Convenience Store Investment Levels Recover as Staff Hours Continue to Fall

Investment levels in the convenience store sector have recovered slightly over the last three months after a shock fall in the summer, while concern among retailers about employment costs has led to a widening gap in optimism between sales and staff hours for the year ahead.

According to the ACS (Association of Convenience Stores) Investment Tracker which surveys over 1,200 independent retailers and a number of multiple operators, in the three months of September to November, the convenience sector invested just over £157m in stores, with independent retailers spending an average of just over £2100 per store. This is in contrast to the summer months, when investment levels dropped to £116m as retailers cut back to prepare for the impact of changes to employment costs announced by the Chancellor in the July Budget.

ACS chief executive James Lowman said: “The latest investment figures show the resilience of the convenience sector with many stores still making improvements in their business infrastructure despite rising costs and continuing shop price deflation.
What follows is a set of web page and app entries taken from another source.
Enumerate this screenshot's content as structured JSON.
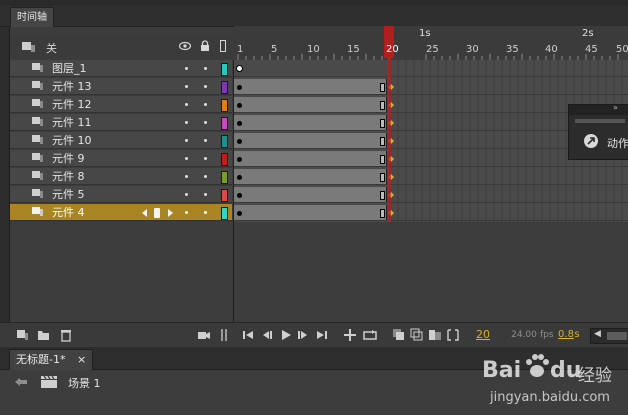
{
  "timeline_tab": {
    "label": "时间轴"
  },
  "layer_header": {
    "folder_label": "关"
  },
  "ruler": {
    "frame_ticks": [
      "1",
      "5",
      "10",
      "15",
      "20",
      "25",
      "30",
      "35",
      "40",
      "45",
      "50"
    ],
    "second_marks": [
      "1s",
      "2s"
    ],
    "current_frame": "20"
  },
  "layers": [
    {
      "name": "图层_1",
      "color": "#28c7c0",
      "selected": false
    },
    {
      "name": "元件 13",
      "color": "#7a3bb0",
      "selected": false
    },
    {
      "name": "元件 12",
      "color": "#e07d22",
      "selected": false
    },
    {
      "name": "元件 11",
      "color": "#c34bbd",
      "selected": false
    },
    {
      "name": "元件 10",
      "color": "#1f8f8c",
      "selected": false
    },
    {
      "name": "元件 9",
      "color": "#c21d1d",
      "selected": false
    },
    {
      "name": "元件 8",
      "color": "#7a9a2a",
      "selected": false
    },
    {
      "name": "元件 5",
      "color": "#d84c4c",
      "selected": false
    },
    {
      "name": "元件 4",
      "color": "#2fd6c8",
      "selected": true
    }
  ],
  "status": {
    "current_frame": "20",
    "fps": "24.00",
    "fps_unit": "fps",
    "seconds": "0.8",
    "seconds_unit": "s"
  },
  "actions_panel": {
    "label": "动作"
  },
  "document_tab": {
    "label": "无标题-1*",
    "close": "×"
  },
  "scene": {
    "label": "场景 1"
  },
  "watermark": {
    "brand": "Bai",
    "brand2": "du",
    "suffix": "经验",
    "url": "jingyan.baidu.com"
  },
  "colors": {
    "selection": "#a88422",
    "playhead": "#b11e1e",
    "accent_yellow": "#d8b22a"
  }
}
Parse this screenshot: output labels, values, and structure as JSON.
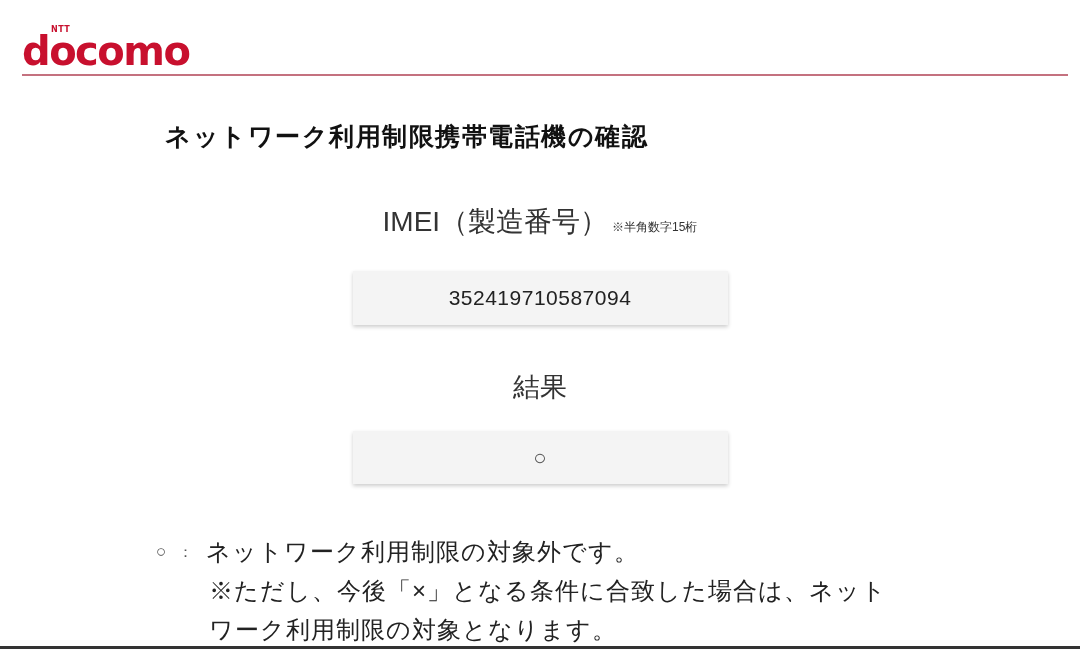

For stores to stay relevant and competitive, investment in better refrigeration, signage and new features and services is crucial to their long term survival.”

Despite the recovery in investment levels, the percentage of retailers who have increased staff hours over the last year continues to fall, reaching just 7% – its lowest level since February 2012. When asked about the year ahead, retailers were more optimistic about increasing sales than they were in the summer but less optimistic about the prospect of increasing staff hours.

Mr Lowman continued: “As retailers look ahead to 2016, they will be faced with the introduction of a £7.20 living wage as well as continuing uncertainty over the future of business rates. The Chancellor neglected to extend the £1500 retail rate relief beyond this year, which when coupled with the cost of the living wage and other employment costs such as auto-enrolment, will have a direct negative impact on thousands of stores trading on the edge of profitability.”

Regionally, the East of England was region that saw the most investment over the last three months with 36% of stores in the area making an investment, while the lowest levels were found in Yorkshire and Humber, with just 26% investing in their business since September.

This entry was posted by Chris on Thu, 17/12/2015 - 08:59